The President, Source
These redwood trees occur naturally only on the western slopes of the Sierra Nevada mountains in California. This highly exclusive environment means that there aren't very many of these trees and that they are uniquely susceptible to climate change. They are, however, amazing creatures. They usually grow between 50 to 85 meters tall (160 to 279 ft) and 6 to 8 meters (20 to 26 ft) in diameter. Some have even been measured up to 94.8 meters (311 ft) tall and 17 meters (56 ft) in diameter. That's huge. These trees are truly staggering, it is hard to conceptualize just how monumentally large they really are.
These trees are huge. Source
Being an evergreen, this tree lives in a very cold climate. Even though it is snow laden most of the year, the leaves of a giant sequoia will never lose their green color. These trees keep their seeds in cones, just as you might expect, but these cones are unique. A giant sequoia can keep its cones closed for up to 20 years or more. The only way for these cones to release their seeds is if they become dried out. This drying usually occurs during low-intensity forest fires where convection currents take heated air up into the canopies of the trees and dry out the cones. For a while, however, giant sequoias weren't reproducing very often. As it turns out, human forest fire prevention and livestock grazing significantly reduced the frequency of low-intensity forest fires. To make matters worse, the lack of fires allowed for white firs to begin to grow which could act as a ladder for high-intensity forest fires, allowing them to reach the vulnerable canopy of the giant sequoias. And the sequoias don't just depend on forest fires to open their seed cones, they also need these fires to clear away undergrowth to allow their seeds to grow. In response to the lack-of-fire crisis, the National Park Service began to set controlled fires back in 1970. So far they have been fairly successful.
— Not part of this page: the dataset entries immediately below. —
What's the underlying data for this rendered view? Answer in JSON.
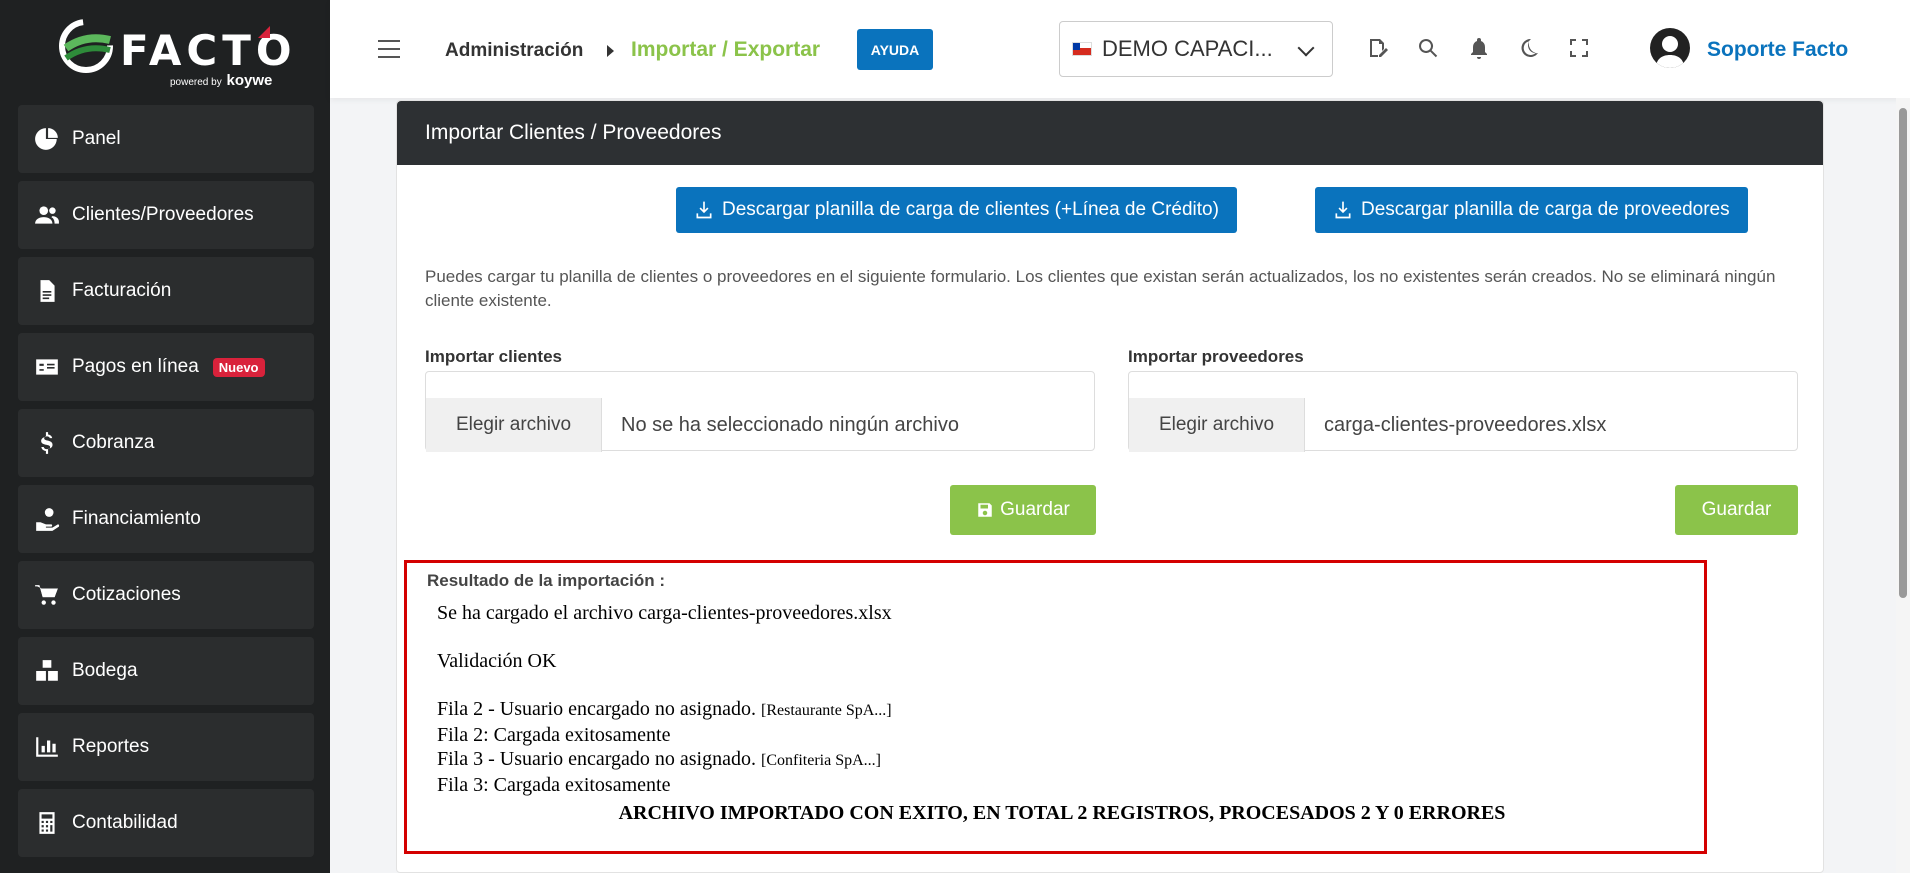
{
  "brand": {
    "name": "FACTO",
    "powered": "powered by",
    "partner": "koywe"
  },
  "sidebar": {
    "items": [
      {
        "label": "Panel",
        "icon": "pie-chart-icon"
      },
      {
        "label": "Clientes/Proveedores",
        "icon": "users-icon"
      },
      {
        "label": "Facturación",
        "icon": "document-icon"
      },
      {
        "label": "Pagos en línea",
        "icon": "payment-card-icon",
        "badge": "Nuevo"
      },
      {
        "label": "Cobranza",
        "icon": "dollar-icon"
      },
      {
        "label": "Financiamiento",
        "icon": "hand-coin-icon"
      },
      {
        "label": "Cotizaciones",
        "icon": "cart-icon"
      },
      {
        "label": "Bodega",
        "icon": "boxes-icon"
      },
      {
        "label": "Reportes",
        "icon": "bar-chart-icon"
      },
      {
        "label": "Contabilidad",
        "icon": "calculator-icon"
      }
    ]
  },
  "topbar": {
    "breadcrumb_parent": "Administración",
    "breadcrumb_current": "Importar / Exportar",
    "help_label": "AYUDA",
    "company": "DEMO CAPACI...",
    "user": "Soporte Facto"
  },
  "panel": {
    "title": "Importar Clientes / Proveedores",
    "download_clients": "Descargar planilla de carga de clientes (+Línea de Crédito)",
    "download_providers": "Descargar planilla de carga de proveedores",
    "description": "Puedes cargar tu planilla de clientes o proveedores en el siguiente formulario. Los clientes que existan serán actualizados, los no existentes serán creados. No se eliminará ningún cliente existente.",
    "clients": {
      "label": "Importar clientes",
      "button": "Elegir archivo",
      "file": "No se ha seleccionado ningún archivo",
      "save": "Guardar"
    },
    "providers": {
      "label": "Importar proveedores",
      "button": "Elegir archivo",
      "file": "carga-clientes-proveedores.xlsx",
      "save": "Guardar"
    }
  },
  "result": {
    "title": "Resultado de la importación :",
    "loaded": "Se ha cargado el archivo carga-clientes-proveedores.xlsx",
    "validation": "Validación OK",
    "row2_warning": "Fila 2 - Usuario encargado no asignado.",
    "row2_name": "[Restaurante SpA...]",
    "row2_ok": "Fila 2: Cargada exitosamente",
    "row3_warning": "Fila 3 - Usuario encargado no asignado.",
    "row3_name": "[Confiteria SpA...]",
    "row3_ok": "Fila 3: Cargada exitosamente",
    "summary": "ARCHIVO IMPORTADO CON EXITO, EN TOTAL 2 REGISTROS, PROCESADOS 2 Y 0 ERRORES"
  },
  "colors": {
    "primary": "#0a73bd",
    "success": "#8bc34a",
    "sidebar": "#1f2122",
    "error_border": "#d40000",
    "badge": "#d9223b"
  }
}
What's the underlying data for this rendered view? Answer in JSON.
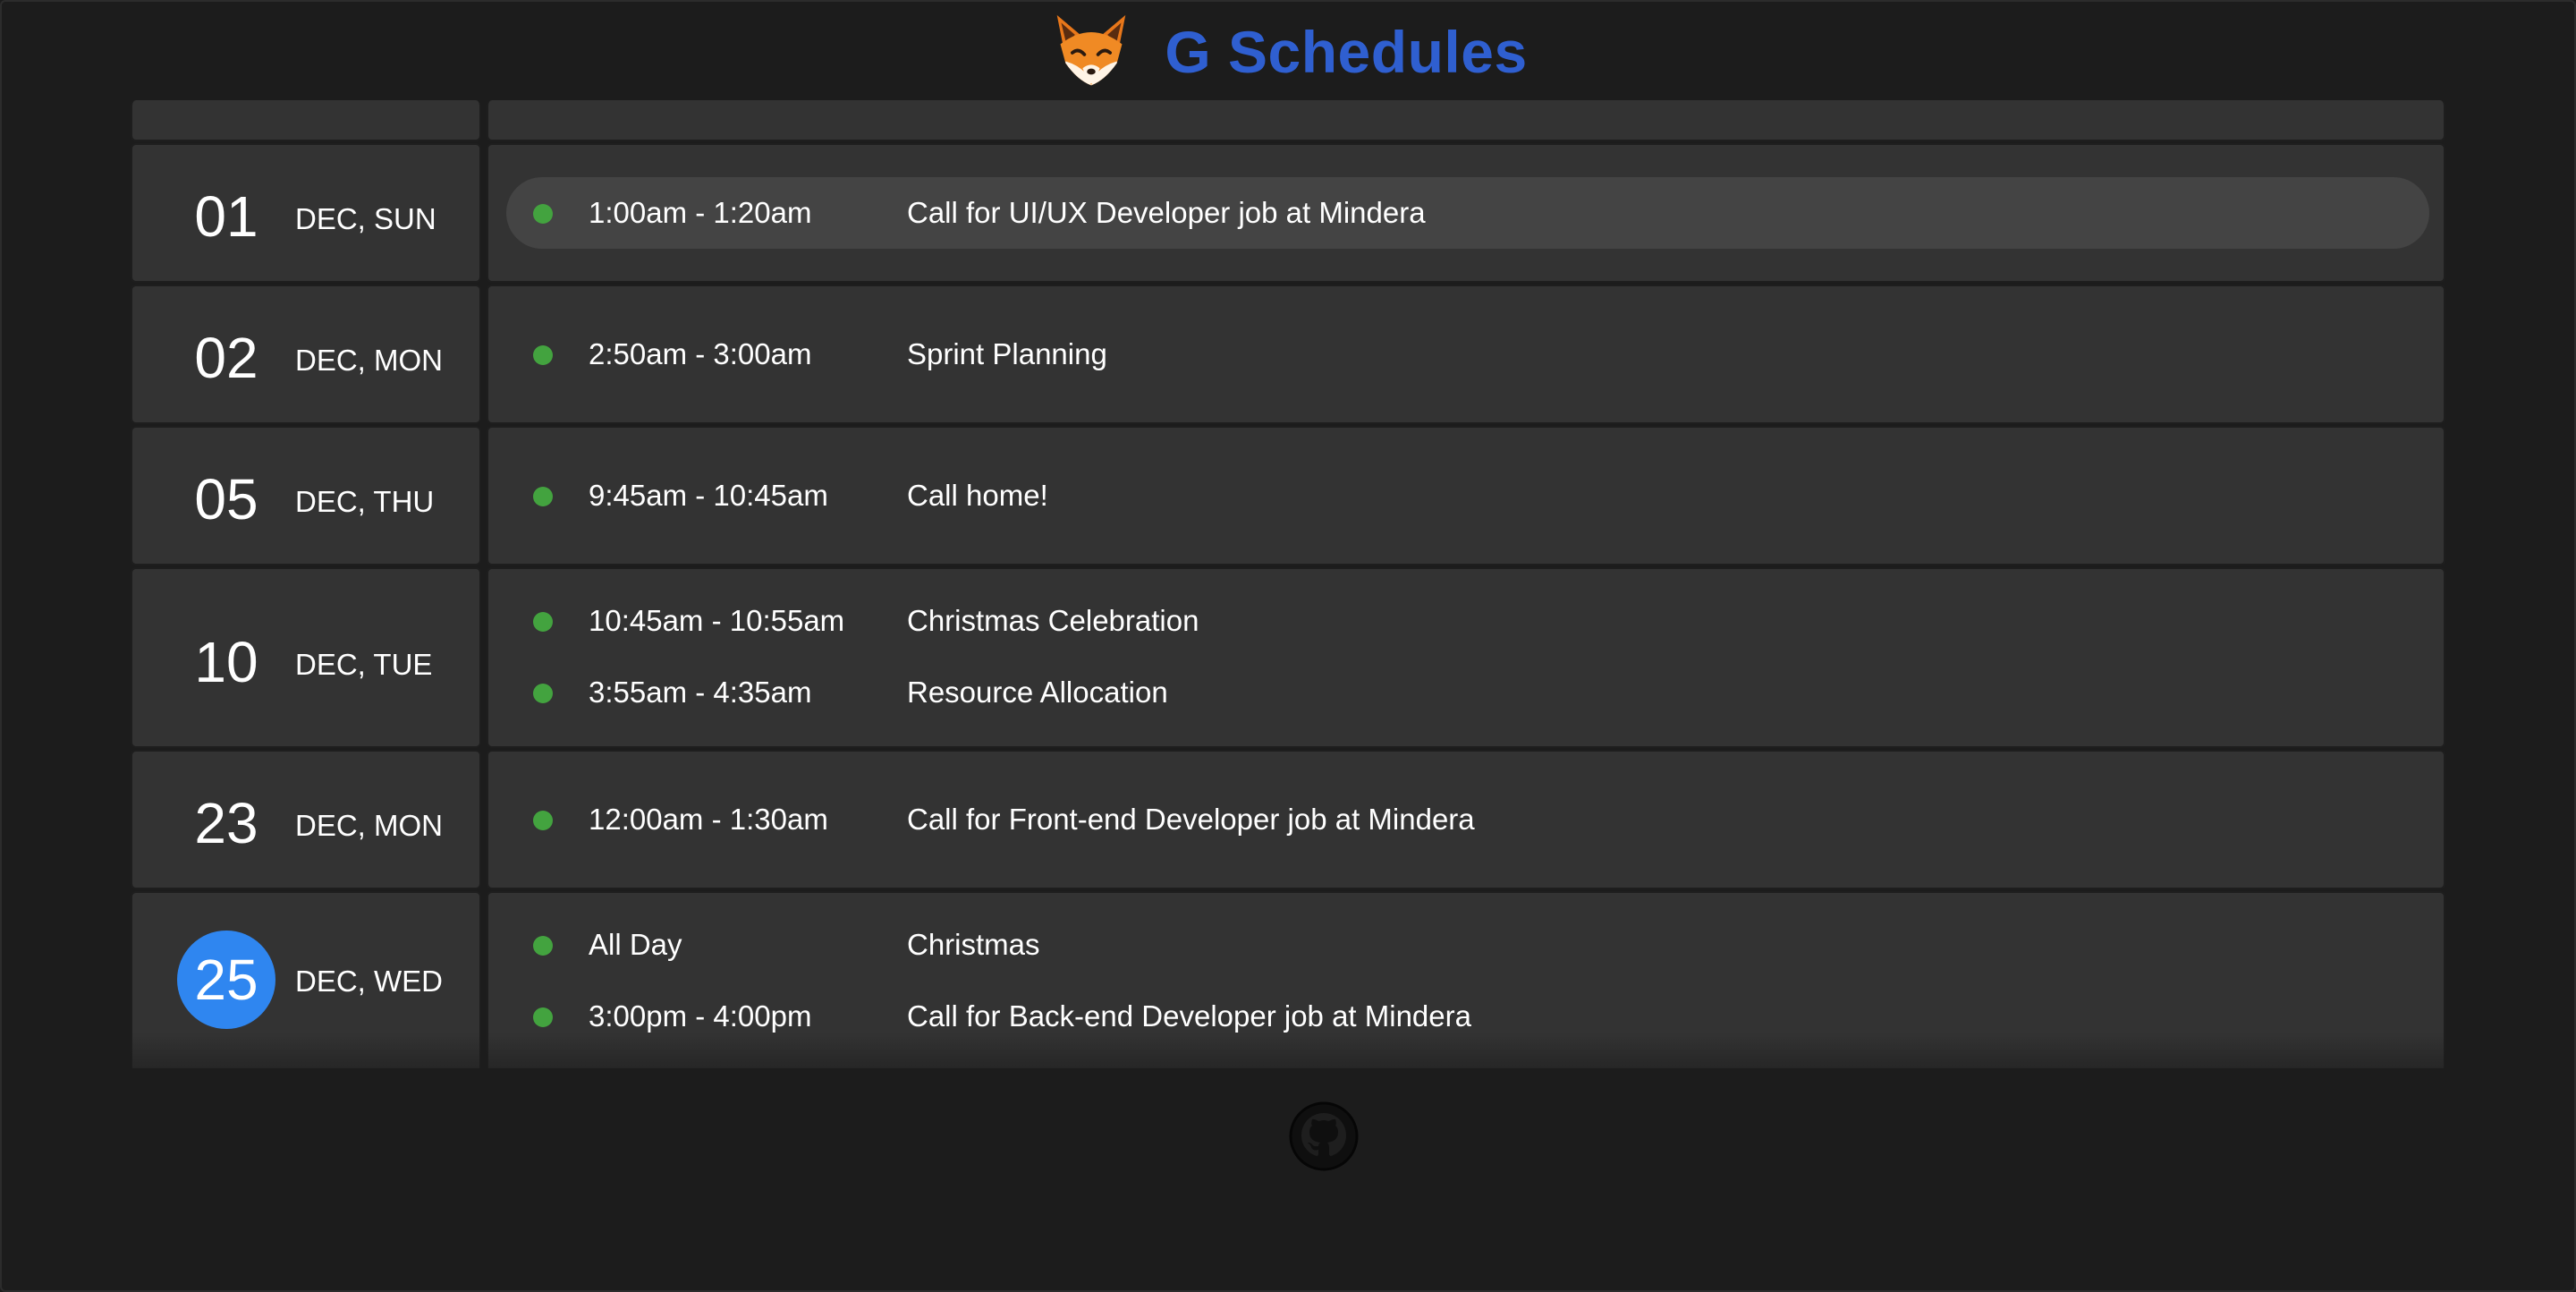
{
  "header": {
    "app_title": "G Schedules",
    "logo_icon": "fox-icon"
  },
  "agenda": {
    "days": [
      {
        "day": "01",
        "label": "DEC, SUN",
        "today": false,
        "events": [
          {
            "time": "1:00am - 1:20am",
            "title": "Call for UI/UX Developer job at Mindera",
            "status_color": "#43a33f",
            "hovered": true
          }
        ]
      },
      {
        "day": "02",
        "label": "DEC, MON",
        "today": false,
        "events": [
          {
            "time": "2:50am - 3:00am",
            "title": "Sprint Planning",
            "status_color": "#43a33f"
          }
        ]
      },
      {
        "day": "05",
        "label": "DEC, THU",
        "today": false,
        "events": [
          {
            "time": "9:45am - 10:45am",
            "title": "Call home!",
            "status_color": "#43a33f"
          }
        ]
      },
      {
        "day": "10",
        "label": "DEC, TUE",
        "today": false,
        "events": [
          {
            "time": "10:45am - 10:55am",
            "title": "Christmas Celebration",
            "status_color": "#43a33f"
          },
          {
            "time": "3:55am - 4:35am",
            "title": "Resource Allocation",
            "status_color": "#43a33f"
          }
        ]
      },
      {
        "day": "23",
        "label": "DEC, MON",
        "today": false,
        "events": [
          {
            "time": "12:00am - 1:30am",
            "title": "Call for Front-end Developer job at Mindera",
            "status_color": "#43a33f"
          }
        ]
      },
      {
        "day": "25",
        "label": "DEC, WED",
        "today": true,
        "events": [
          {
            "time": "All Day",
            "title": "Christmas",
            "status_color": "#43a33f"
          },
          {
            "time": "3:00pm - 4:00pm",
            "title": "Call for Back-end Developer job at Mindera",
            "status_color": "#43a33f"
          }
        ]
      }
    ]
  },
  "footer": {
    "github_icon": "github-icon"
  },
  "colors": {
    "background": "#1c1c1c",
    "row": "#333333",
    "accent": "#2f5fd0",
    "today": "#2f86f0",
    "event_dot": "#43a33f"
  }
}
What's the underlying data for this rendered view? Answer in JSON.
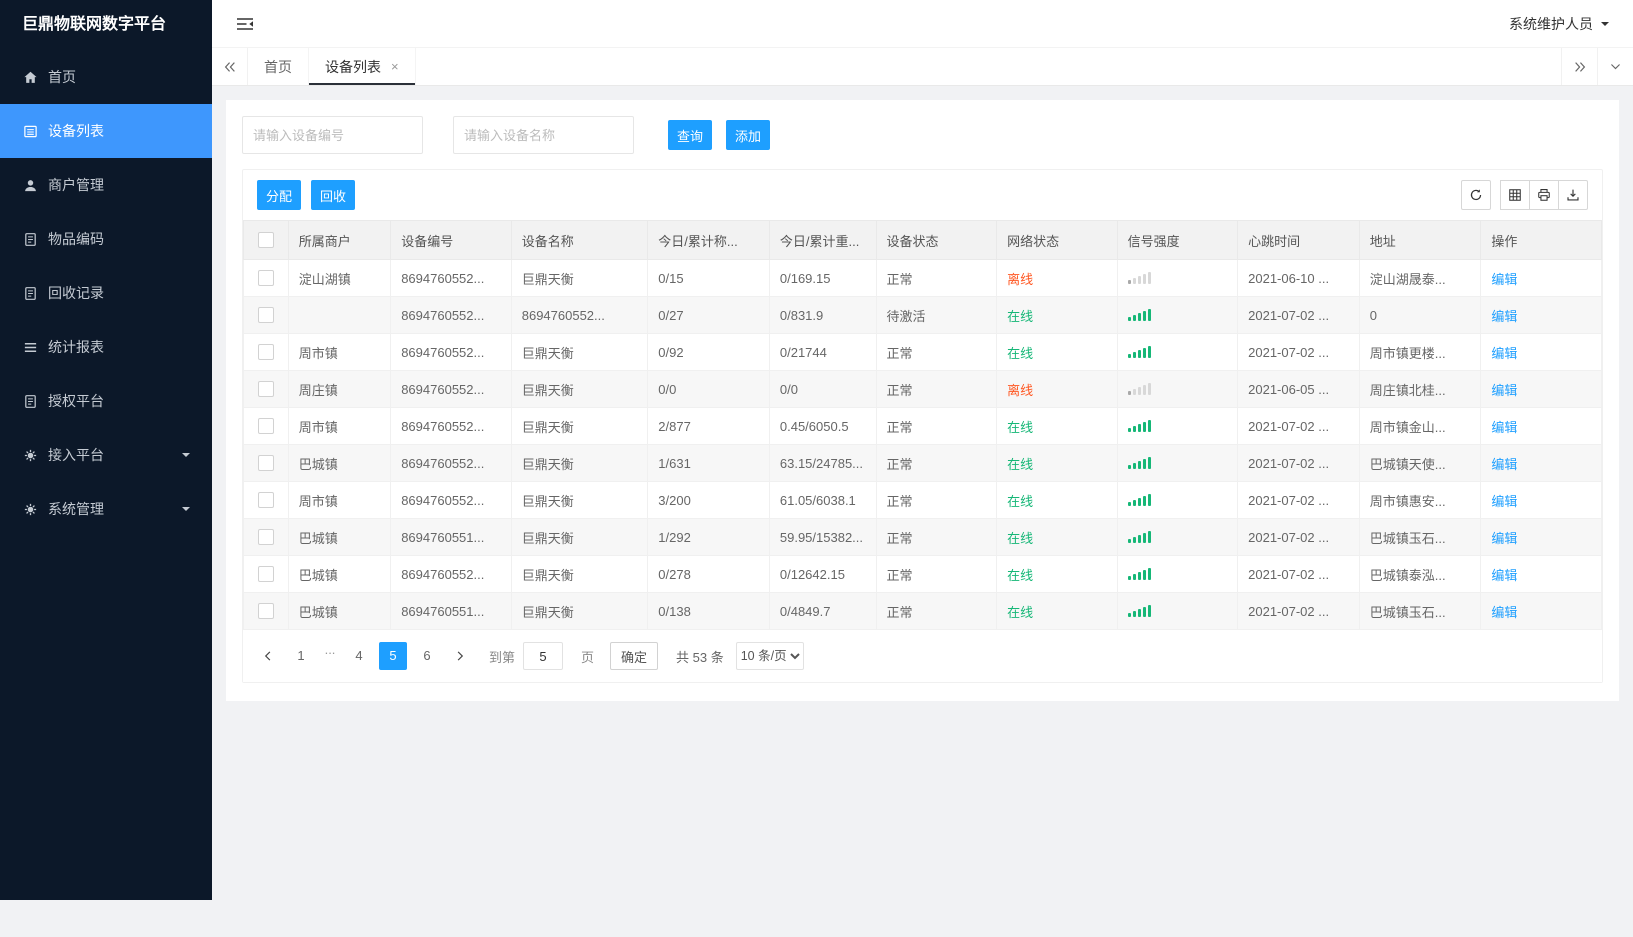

Giant sequoias have thick bark to protect them from fires. Source
There used to be a logging problem with these huge trees. Giant sequoias are few in number and take a long time to grow, so logging was seriously damaging their population. As it turned out, however, the wood of these trees was fibrous and brittle, making it of little marketable value. When the public saw that these majestic trees were being cut down and made into toothpicks there was a strong movement to protect them. Now these trees aren't logged, but the mammoth stumps of old logged trees are still a tourist attraction.
The Mark Twain tree. Source